FIG. 9 illustrates an “auto-scale” method 170 in which, depending on the resolution of the sending system 12 compared to that of the receiving system 30, either the sender 22 or the receiver 36 scales the images. At 172, the receiving system 30 connects to the sending system 12. At 176, the receiver 36 obtains the sending system's resolution. Further, at 178, the receiver 36 compares the resolution of the sending system 12 to the resolution of the receiving system 30 to determine (block 180) which system (the sending system 12 or the receiving system 30) should scale the images. If the receiving system's resolution is less than the sending system's resolution, then, at 182, the sender 22 is informed by the receiver 36 that the sender is to scale its images before sending the images to the receiver. In at least one embodiment, the sender 22 computes an appropriate scale factor and down-samples the images to comport with the receiving system's resolution. On the other hand, if the receiving system's resolution is greater than the sending system's resolution, then, at 184, the receiver 36 computes an appropriate scale factor and scales the images received from the sender 22.

FIG. 10 illustrates a method 190 by which the display resolution of the sending system is modified and the user has selected the auto-scale function. At 192, the user of the sending system modifies the sending system's display resolution. The sender's SDRMC 58 is invoked. The SDRMC 58 makes the requested resolution modification and, at 194, sends a display resolution modification message to the receiver 36 to inform the receiver of the sending system's newly set display resolution. At 196, the receiver 36 compares the resolution of the sending system 12 to the resolution of the receiving system 30 to determine (block 198) which system (the sending system 12 or the receiving system 30) should scale the images. If the receiving system's resolution is less than the sending system's resolution, then, at 200, the sender 22 is informed by the receiver 36 that the sender is to compute an appropriate scale factor and scale its images before sending the images to the receiver. Specifically, the sender 22 down-samples the images to comport with the receiving system's resolution. On the other hand, if the receiving system's resolution is greater than the sending system's resolution, then, at 202, the receiver 36 computes an appropriate scale factor and scales the images received from the sender 22.

In some embodiments, images are scaled based on the display resolutions of the sending and receiving systems 12, 30. In other embodiments, image scaling is based on a comparison of the size of the remote display windows of the sending and receiving systems. A remote display window is a window that is displayed on one system (remote or sender) that contains the desktop of the other system. In some embodiments, both image scaling and resolution adjustment is performed. For example, either of systems 12, 30 may perform image scaling as described above at one point in time, but the system 10 may switch to resolution adjustment at a later point in time.

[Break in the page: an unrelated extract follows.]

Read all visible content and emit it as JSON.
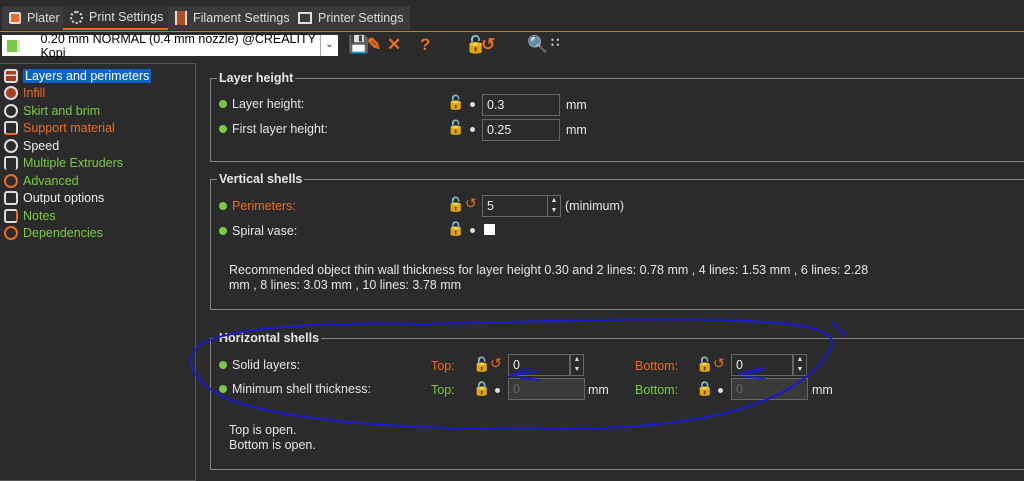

The above discussion is meant to be illustrative of the principles and various embodiments of the present invention. Numerous variations and modifications will become apparent to those skilled in the art once the above disclosure is fully appreciated. It is intended that the following claims be interpreted to embrace all such variations and modifications.

Referenced by
Citing PatentFiling datePublication dateApplicantTitle
US8013805 *Aug 8, 2007Sep 6, 2011International Business Machines CorporationAutomatic adjustment of display settings for remote viewing by an administrator
US20120306926 *Jul 29, 2011Dec 6, 2012Apple Inc.Inline scaling unit for mirror mode
Classifications
U.S. Classification345/698
International ClassificationG09G5/02
Cooperative ClassificationG09G2320/08, G09G5/003, G09G2340/0407
European ClassificationG09G5/00T
Legal Events
DateCodeEventDescription
Nov 17, 2006ASAssignment
Owner name: HEWLETT-PACKARD DEVELOPMENT COMPANY, L.P., TEXAS
Free format text: ASSIGNMENT OF ASSIGNORS INTEREST;ASSIGNOR:HOCHMUTH, ROLAND M.;REEL/FRAME:018550/0525
Effective date: 20061017